* Work instruction *
Only the text of the records, copied exactly, is wanted; no pictures.

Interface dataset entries
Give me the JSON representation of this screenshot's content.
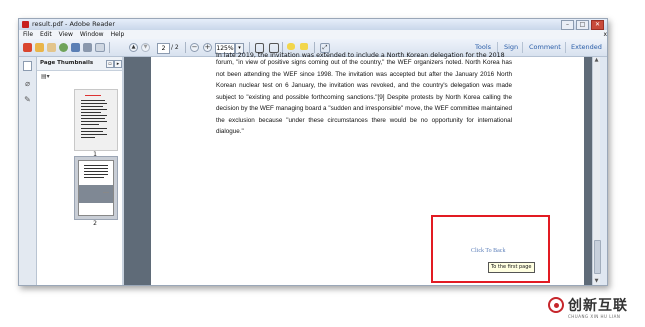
{
  "window": {
    "title": "result.pdf - Adobe Reader",
    "controls": [
      "–",
      "□",
      "✕"
    ]
  },
  "menu": {
    "items": [
      "File",
      "Edit",
      "View",
      "Window",
      "Help"
    ],
    "close": "x"
  },
  "toolbar": {
    "current_page": "2",
    "page_total": "/ 2",
    "zoom": "125%",
    "zoom_dropdown": "▾",
    "links": [
      "Tools",
      "Sign",
      "Comment",
      "Extended"
    ],
    "icons": [
      "create-pdf-icon",
      "open-icon",
      "edit-icon",
      "cloud-icon",
      "save-icon",
      "print-icon",
      "email-icon",
      "prev-page-icon",
      "next-page-icon",
      "zoom-out-icon",
      "zoom-in-icon",
      "fit-page-icon",
      "fit-width-icon",
      "comment-icon",
      "highlight-icon",
      "read-mode-icon"
    ]
  },
  "sidebar": {
    "panel_title": "Page Thumbnails",
    "thumbnails": [
      {
        "label": "1"
      },
      {
        "label": "2"
      }
    ]
  },
  "document": {
    "cut_line": "In late 2019, the invitation was extended to include a North Korean delegation for the 2018",
    "paragraph": "forum, \"in view of positive signs coming out of the country,\" the WEF organizers noted. North Korea has not been attending the WEF since 1998. The invitation was accepted but after the January 2016 North Korean nuclear test on 6 January, the invitation was revoked, and the country's delegation was made subject to \"existing and possible forthcoming sanctions.\"[9] Despite protests by North Korea calling the decision by the WEF managing board a \"sudden and irresponsible\" move, the WEF committee maintained the exclusion because \"under these circumstances there would be no opportunity for international dialogue.\"",
    "back_link": "Click To Back",
    "tooltip": "To the first page"
  },
  "watermark": {
    "text": "创新互联",
    "subtext": "CHUANG XIN HU LIAN"
  },
  "colors": {
    "highlight": "#e21b22",
    "link": "#2a5da8",
    "doc_background": "#5f6b78"
  }
}
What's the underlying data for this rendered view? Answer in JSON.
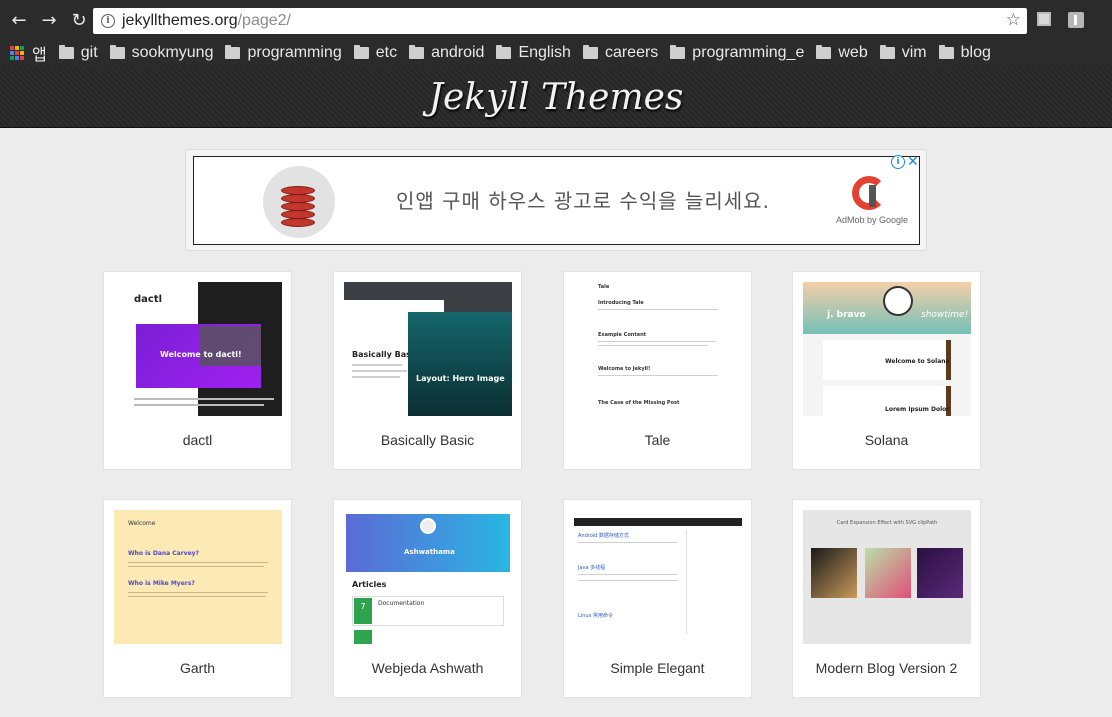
{
  "browser": {
    "url_host": "jekyllthemes.org",
    "url_path": "/page2/",
    "bookmarks": [
      "앱",
      "git",
      "sookmyung",
      "programming",
      "etc",
      "android",
      "English",
      "careers",
      "programming_e",
      "web",
      "vim",
      "blog"
    ]
  },
  "site": {
    "title": "Jekyll Themes"
  },
  "ad": {
    "text": "인앱 구매 하우스 광고로 수익을 늘리세요.",
    "by": "AdMob by Google"
  },
  "themes": [
    {
      "name": "dactl",
      "preview_heading": "Welcome to dactl!",
      "preview_logo": "dactl"
    },
    {
      "name": "Basically Basic",
      "preview_heading": "Basically Basic",
      "preview_sub": "Layout: Hero Image"
    },
    {
      "name": "Tale",
      "preview_logo": "Tale",
      "preview_posts": [
        "Introducing Tale",
        "Example Content",
        "Welcome to Jekyll!",
        "The Case of the Missing Post"
      ]
    },
    {
      "name": "Solana",
      "preview_logo": "j. bravo",
      "preview_tag": "showtime!",
      "preview_posts": [
        "Welcome to Solana",
        "Lorem Ipsum Dolor"
      ]
    },
    {
      "name": "Garth",
      "preview_posts": [
        "Welcome",
        "Who is Dana Carvey?",
        "Who is Mike Myers?"
      ]
    },
    {
      "name": "Webjeda Ashwath",
      "preview_logo": "Ashwathama",
      "preview_section": "Articles",
      "preview_post": "Documentation",
      "preview_day": "7"
    },
    {
      "name": "Simple Elegant",
      "preview_posts": [
        "Android 数据存储方式",
        "Java 多线程",
        "Linux 常用命令"
      ]
    },
    {
      "name": "Modern Blog Version 2",
      "preview_heading": "Card Expansion Effect with SVG clipPath"
    }
  ],
  "colors": {
    "chrome": "#2b2b2b",
    "page_bg": "#ececec",
    "header_bg": "#2a2a2a",
    "ad_brand": "#e34133"
  }
}
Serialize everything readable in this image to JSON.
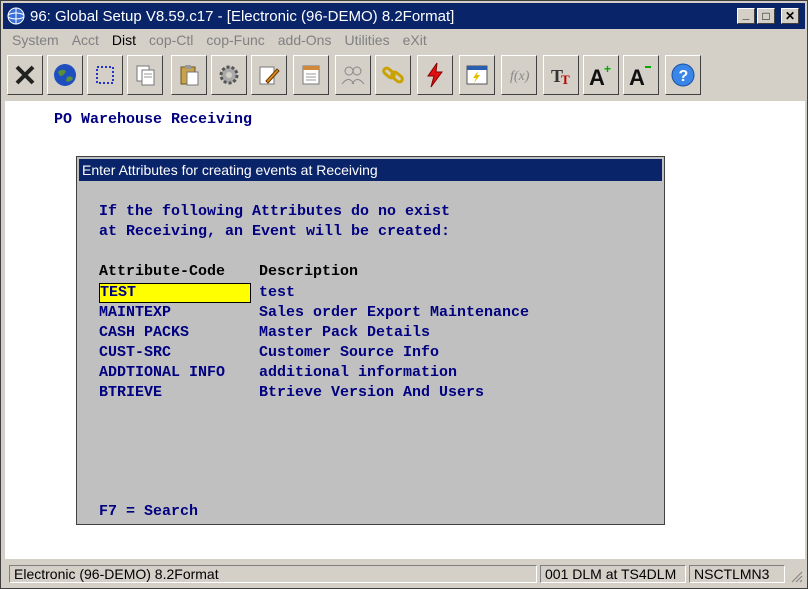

* Result *
Give me the JSON representation of this screenshot's content.
{
  "window": {
    "title": "result.pdf - Adobe Reader",
    "controls": [
      "–",
      "□",
      "✕"
    ]
  },
  "menu": {
    "items": [
      "File",
      "Edit",
      "View",
      "Window",
      "Help"
    ],
    "close": "x"
  },
  "toolbar": {
    "current_page": "2",
    "page_total": "/ 2",
    "zoom": "125%",
    "zoom_dropdown": "▾",
    "links": [
      "Tools",
      "Sign",
      "Comment",
      "Extended"
    ],
    "icons": [
      "create-pdf-icon",
      "open-icon",
      "edit-icon",
      "cloud-icon",
      "save-icon",
      "print-icon",
      "email-icon",
      "prev-page-icon",
      "next-page-icon",
      "zoom-out-icon",
      "zoom-in-icon",
      "fit-page-icon",
      "fit-width-icon",
      "comment-icon",
      "highlight-icon",
      "read-mode-icon"
    ]
  },
  "sidebar": {
    "panel_title": "Page Thumbnails",
    "thumbnails": [
      {
        "label": "1"
      },
      {
        "label": "2"
      }
    ]
  },
  "document": {
    "cut_line": "In late 2019, the invitation was extended to include a North Korean delegation for the 2018",
    "paragraph": "forum, \"in view of positive signs coming out of the country,\" the WEF organizers noted. North Korea has not been attending the WEF since 1998. The invitation was accepted but after the January 2016 North Korean nuclear test on 6 January, the invitation was revoked, and the country's delegation was made subject to \"existing and possible forthcoming sanctions.\"[9] Despite protests by North Korea calling the decision by the WEF managing board a \"sudden and irresponsible\" move, the WEF committee maintained the exclusion because \"under these circumstances there would be no opportunity for international dialogue.\"",
    "back_link": "Click To Back",
    "tooltip": "To the first page"
  },
  "watermark": {
    "text": "创新互联",
    "subtext": "CHUANG XIN HU LIAN"
  },
  "colors": {
    "highlight": "#e21b22",
    "link": "#2a5da8",
    "doc_background": "#5f6b78"
  }
}
What's the underlying data for this rendered view? Answer in JSON.
{
  "browser": {
    "url_host": "jekyllthemes.org",
    "url_path": "/page2/",
    "bookmarks": [
      "앱",
      "git",
      "sookmyung",
      "programming",
      "etc",
      "android",
      "English",
      "careers",
      "programming_e",
      "web",
      "vim",
      "blog"
    ]
  },
  "site": {
    "title": "Jekyll Themes"
  },
  "ad": {
    "text": "인앱 구매 하우스 광고로 수익을 늘리세요.",
    "by": "AdMob by Google"
  },
  "themes": [
    {
      "name": "dactl",
      "preview_heading": "Welcome to dactl!",
      "preview_logo": "dactl"
    },
    {
      "name": "Basically Basic",
      "preview_heading": "Basically Basic",
      "preview_sub": "Layout: Hero Image"
    },
    {
      "name": "Tale",
      "preview_logo": "Tale",
      "preview_posts": [
        "Introducing Tale",
        "Example Content",
        "Welcome to Jekyll!",
        "The Case of the Missing Post"
      ]
    },
    {
      "name": "Solana",
      "preview_logo": "j. bravo",
      "preview_tag": "showtime!",
      "preview_posts": [
        "Welcome to Solana",
        "Lorem Ipsum Dolor"
      ]
    },
    {
      "name": "Garth",
      "preview_posts": [
        "Welcome",
        "Who is Dana Carvey?",
        "Who is Mike Myers?"
      ]
    },
    {
      "name": "Webjeda Ashwath",
      "preview_logo": "Ashwathama",
      "preview_section": "Articles",
      "preview_post": "Documentation",
      "preview_day": "7"
    },
    {
      "name": "Simple Elegant",
      "preview_posts": [
        "Android 数据存储方式",
        "Java 多线程",
        "Linux 常用命令"
      ]
    },
    {
      "name": "Modern Blog Version 2",
      "preview_heading": "Card Expansion Effect with SVG clipPath"
    }
  ],
  "colors": {
    "chrome": "#2b2b2b",
    "page_bg": "#ececec",
    "header_bg": "#2a2a2a",
    "ad_brand": "#e34133"
  }
}
Serialize everything readable in this image to JSON.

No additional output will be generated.